According to him, “The Boko Haram fighters are from Mamman Nur camp. They arrived in pickup vans around 6am and seized 14 of our young girls aged 17 and below. Our people had to flee into the bush, but fortunately, no one was killed in this attacked village.
“From the look of things, the insurgents were loyal to the Boko Haram faction of Abu Musab Al-Barnawi, the son of Mohammed Yusuf, the late founder of the Islamic sect.”
Another villager, Idris Yusuf, who also spoke by phone, said the gunmen “did not harm anyone during the raid and they made no attempt to shoot any of us running away from this village.”
Pulka is about 119 kilometres southeast of Maiduguri, the state capital.
In the second attack on Friday, the insurgents, allegedly, attacked the remote village of Kaye, near Gumsiri, in Damboa Local Government Area. They were alleged to have killed three civilians and abducted scores of young boys and girls, and some women during the raid that lasted about one hour.
A local hunter, Abubakar Mohammed, said by telephone that the insurgents invaded Kaye in the southern part of the state about 10pm on Friday.
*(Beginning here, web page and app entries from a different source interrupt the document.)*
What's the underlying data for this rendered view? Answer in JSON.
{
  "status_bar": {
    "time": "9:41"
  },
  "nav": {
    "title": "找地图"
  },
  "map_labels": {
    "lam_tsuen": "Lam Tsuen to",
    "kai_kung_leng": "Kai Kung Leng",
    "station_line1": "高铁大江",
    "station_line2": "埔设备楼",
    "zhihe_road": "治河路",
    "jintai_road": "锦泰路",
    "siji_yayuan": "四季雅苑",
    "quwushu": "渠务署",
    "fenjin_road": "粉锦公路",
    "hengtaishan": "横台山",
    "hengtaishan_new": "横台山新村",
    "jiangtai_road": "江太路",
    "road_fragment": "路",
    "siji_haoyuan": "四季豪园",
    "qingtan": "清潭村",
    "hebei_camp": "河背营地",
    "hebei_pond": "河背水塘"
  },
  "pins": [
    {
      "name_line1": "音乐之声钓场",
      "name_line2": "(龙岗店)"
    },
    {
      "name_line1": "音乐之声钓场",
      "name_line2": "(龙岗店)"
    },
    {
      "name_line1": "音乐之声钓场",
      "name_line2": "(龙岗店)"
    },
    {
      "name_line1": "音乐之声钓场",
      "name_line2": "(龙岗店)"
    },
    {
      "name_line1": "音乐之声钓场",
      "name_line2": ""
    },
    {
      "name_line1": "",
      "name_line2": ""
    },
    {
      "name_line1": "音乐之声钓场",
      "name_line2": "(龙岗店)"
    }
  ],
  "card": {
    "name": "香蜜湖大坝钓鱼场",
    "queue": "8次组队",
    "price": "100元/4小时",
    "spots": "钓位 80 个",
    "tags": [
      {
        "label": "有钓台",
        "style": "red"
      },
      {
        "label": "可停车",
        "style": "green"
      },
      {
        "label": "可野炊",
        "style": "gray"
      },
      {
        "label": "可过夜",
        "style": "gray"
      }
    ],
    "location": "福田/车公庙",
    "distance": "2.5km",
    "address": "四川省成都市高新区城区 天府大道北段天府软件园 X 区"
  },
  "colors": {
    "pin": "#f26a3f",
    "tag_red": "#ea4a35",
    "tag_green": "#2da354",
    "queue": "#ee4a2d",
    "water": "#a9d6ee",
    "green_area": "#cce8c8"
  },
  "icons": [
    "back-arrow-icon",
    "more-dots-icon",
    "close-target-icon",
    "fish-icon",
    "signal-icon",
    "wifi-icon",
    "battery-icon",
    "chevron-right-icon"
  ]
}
He said the attackers razed down the entire village.
He said, “They rode on bicycles to attack us. Three persons were killed and as I speak with you, scores are missing. We have searched for them up to Gumsiri without any success. The whole village was burnt down completely; even our livestock was not spared.”
Attempts to get the reaction of the Nigeria Police to the incidents were unsuccessful, as the spokesman of the Borno State police command, Victor Isuku, did not answer calls to his mobile phone as at the time of filing this report.
Meanwhile, WARDC said yesterday that Boko Haram had destroyed over 1, 500 schools in the North-east since 2009. WARDC director, Afolabi, said the group, with support from the United Nations International Children’s Emergency Fund and Forward in Action for Education, Poverty and Malnutrition, was addressing a number of issues affecting the safety of students and teachers in the region.
Afolabi told a town hall meeting at Zaranda Hotel, Bauchi, “Bauchi State has not been left out of the attacks on education. In April 2014, the staff quarters and school bus of the GGSS, Yana, were burnt to ashes. Another girls’ school, GGSS Tafawa Balewa, had to be closed and the students sent to other schools for fear of possible attacks on the school. Let us not forget the kidnapping of over 200 girls from GGSS Chibok, Borno, on April 14, 2014,”
She called for urgent intervention by stakeholders on issues of security, saying many schools are porous as safety has not been a top priority in schools.
In the meantime, Usman said preliminary investigation showed that the arrested spies wanted to facilitate attack on the communities by Boko Haram.
The army spokesman also disclosed that Metele from Tumbun Bera, belonged to Mamman Nur’s faction of Boko Haram under the leadership of Abu Mustapha. He said the man was undergoing further interrogation.